**** GIVEN DATA ****

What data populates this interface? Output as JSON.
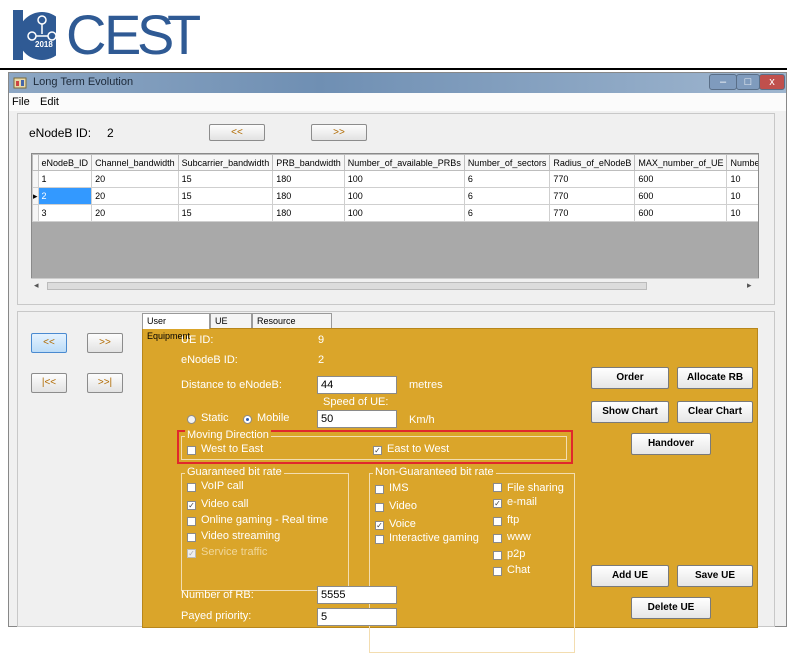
{
  "logo": {
    "letters": [
      "C",
      "E",
      "S",
      "T"
    ],
    "year": "2018"
  },
  "window": {
    "title": "Long Term Evolution",
    "controls": {
      "minimize": "–",
      "maximize": "□",
      "close": "x"
    }
  },
  "menu": [
    "File",
    "Edit"
  ],
  "enodeb_header": {
    "label": "eNodeB ID:",
    "value": "2",
    "prev_button": "<<",
    "next_button": ">>"
  },
  "grid": {
    "columns": [
      "eNodeB_ID",
      "Channel_bandwidth",
      "Subcarrier_bandwidth",
      "PRB_bandwidth",
      "Number_of_available_PRBs",
      "Number_of_sectors",
      "Radius_of_eNodeB",
      "MAX_number_of_UE",
      "Number"
    ],
    "rows": [
      [
        "1",
        "20",
        "15",
        "180",
        "100",
        "6",
        "770",
        "600",
        "10"
      ],
      [
        "2",
        "20",
        "15",
        "180",
        "100",
        "6",
        "770",
        "600",
        "10"
      ],
      [
        "3",
        "20",
        "15",
        "180",
        "100",
        "6",
        "770",
        "600",
        "10"
      ]
    ],
    "current_row_marker": "▸",
    "selected_row": 1
  },
  "ue_nav": {
    "prev": "<<",
    "next": ">>",
    "first": "|<<",
    "last": ">>|"
  },
  "tabs": [
    "User Equipment",
    "UE Data",
    "Resource Allocation"
  ],
  "ue_form": {
    "ue_id_label": "UE ID:",
    "ue_id_value": "9",
    "enodeb_id_label": "eNodeB ID:",
    "enodeb_id_value": "2",
    "distance_label": "Distance to eNodeB:",
    "distance_value": "44",
    "distance_unit": "metres",
    "speed_label": "Speed of UE:",
    "speed_value": "50",
    "speed_unit": "Km/h",
    "static_label": "Static",
    "mobile_label": "Mobile",
    "moving_direction_title": "Moving Direction",
    "west_to_east": "West to East",
    "east_to_west": "East to West",
    "gbr_title": "Guaranteed bit rate",
    "gbr_items": [
      {
        "label": "VoIP call",
        "checked": false
      },
      {
        "label": "Video call",
        "checked": true
      },
      {
        "label": "Online gaming - Real time",
        "checked": false
      },
      {
        "label": "Video streaming",
        "checked": false
      },
      {
        "label": "Service traffic",
        "checked": true
      }
    ],
    "ngbr_title": "Non-Guaranteed bit rate",
    "ngbr_left": [
      {
        "label": "IMS",
        "checked": false
      },
      {
        "label": "Video",
        "checked": false
      },
      {
        "label": "Voice",
        "checked": true
      },
      {
        "label": "Interactive gaming",
        "checked": false
      }
    ],
    "ngbr_right": [
      {
        "label": "File sharing",
        "checked": false
      },
      {
        "label": "e-mail",
        "checked": true
      },
      {
        "label": "ftp",
        "checked": false
      },
      {
        "label": "www",
        "checked": false
      },
      {
        "label": "p2p",
        "checked": false
      },
      {
        "label": "Chat",
        "checked": false
      }
    ],
    "num_rb_label": "Number of RB:",
    "num_rb_value": "5555",
    "payed_priority_label": "Payed priority:",
    "payed_priority_value": "5"
  },
  "actions": {
    "order": "Order",
    "allocate_rb": "Allocate RB",
    "show_chart": "Show Chart",
    "clear_chart": "Clear Chart",
    "handover": "Handover",
    "add_ue": "Add UE",
    "save_ue": "Save UE",
    "delete_ue": "Delete UE"
  },
  "colors": {
    "panel": "#daa52a",
    "highlight_box": "#e0282c",
    "logo": "#2f5a94",
    "selection": "#3399ff"
  }
}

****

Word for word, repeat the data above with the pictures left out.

FINISHED EXERCISE:
What data populates this interface? Output as JSON.
{
  "logo": {
    "letters": [
      "C",
      "E",
      "S",
      "T"
    ],
    "year": "2018"
  },
  "window": {
    "title": "Long Term Evolution",
    "controls": {
      "minimize": "–",
      "maximize": "□",
      "close": "x"
    }
  },
  "menu": [
    "File",
    "Edit"
  ],
  "enodeb_header": {
    "label": "eNodeB ID:",
    "value": "2",
    "prev_button": "<<",
    "next_button": ">>"
  },
  "grid": {
    "columns": [
      "eNodeB_ID",
      "Channel_bandwidth",
      "Subcarrier_bandwidth",
      "PRB_bandwidth",
      "Number_of_available_PRBs",
      "Number_of_sectors",
      "Radius_of_eNodeB",
      "MAX_number_of_UE",
      "Number"
    ],
    "rows": [
      [
        "1",
        "20",
        "15",
        "180",
        "100",
        "6",
        "770",
        "600",
        "10"
      ],
      [
        "2",
        "20",
        "15",
        "180",
        "100",
        "6",
        "770",
        "600",
        "10"
      ],
      [
        "3",
        "20",
        "15",
        "180",
        "100",
        "6",
        "770",
        "600",
        "10"
      ]
    ],
    "current_row_marker": "▸",
    "selected_row": 1
  },
  "ue_nav": {
    "prev": "<<",
    "next": ">>",
    "first": "|<<",
    "last": ">>|"
  },
  "tabs": [
    "User Equipment",
    "UE Data",
    "Resource Allocation"
  ],
  "ue_form": {
    "ue_id_label": "UE ID:",
    "ue_id_value": "9",
    "enodeb_id_label": "eNodeB ID:",
    "enodeb_id_value": "2",
    "distance_label": "Distance to eNodeB:",
    "distance_value": "44",
    "distance_unit": "metres",
    "speed_label": "Speed of UE:",
    "speed_value": "50",
    "speed_unit": "Km/h",
    "static_label": "Static",
    "mobile_label": "Mobile",
    "moving_direction_title": "Moving Direction",
    "west_to_east": "West to East",
    "east_to_west": "East to West",
    "gbr_title": "Guaranteed bit rate",
    "gbr_items": [
      {
        "label": "VoIP call",
        "checked": false
      },
      {
        "label": "Video call",
        "checked": true
      },
      {
        "label": "Online gaming - Real time",
        "checked": false
      },
      {
        "label": "Video streaming",
        "checked": false
      },
      {
        "label": "Service traffic",
        "checked": true
      }
    ],
    "ngbr_title": "Non-Guaranteed bit rate",
    "ngbr_left": [
      {
        "label": "IMS",
        "checked": false
      },
      {
        "label": "Video",
        "checked": false
      },
      {
        "label": "Voice",
        "checked": true
      },
      {
        "label": "Interactive gaming",
        "checked": false
      }
    ],
    "ngbr_right": [
      {
        "label": "File sharing",
        "checked": false
      },
      {
        "label": "e-mail",
        "checked": true
      },
      {
        "label": "ftp",
        "checked": false
      },
      {
        "label": "www",
        "checked": false
      },
      {
        "label": "p2p",
        "checked": false
      },
      {
        "label": "Chat",
        "checked": false
      }
    ],
    "num_rb_label": "Number of RB:",
    "num_rb_value": "5555",
    "payed_priority_label": "Payed priority:",
    "payed_priority_value": "5"
  },
  "actions": {
    "order": "Order",
    "allocate_rb": "Allocate RB",
    "show_chart": "Show Chart",
    "clear_chart": "Clear Chart",
    "handover": "Handover",
    "add_ue": "Add UE",
    "save_ue": "Save UE",
    "delete_ue": "Delete UE"
  },
  "colors": {
    "panel": "#daa52a",
    "highlight_box": "#e0282c",
    "logo": "#2f5a94",
    "selection": "#3399ff"
  }
}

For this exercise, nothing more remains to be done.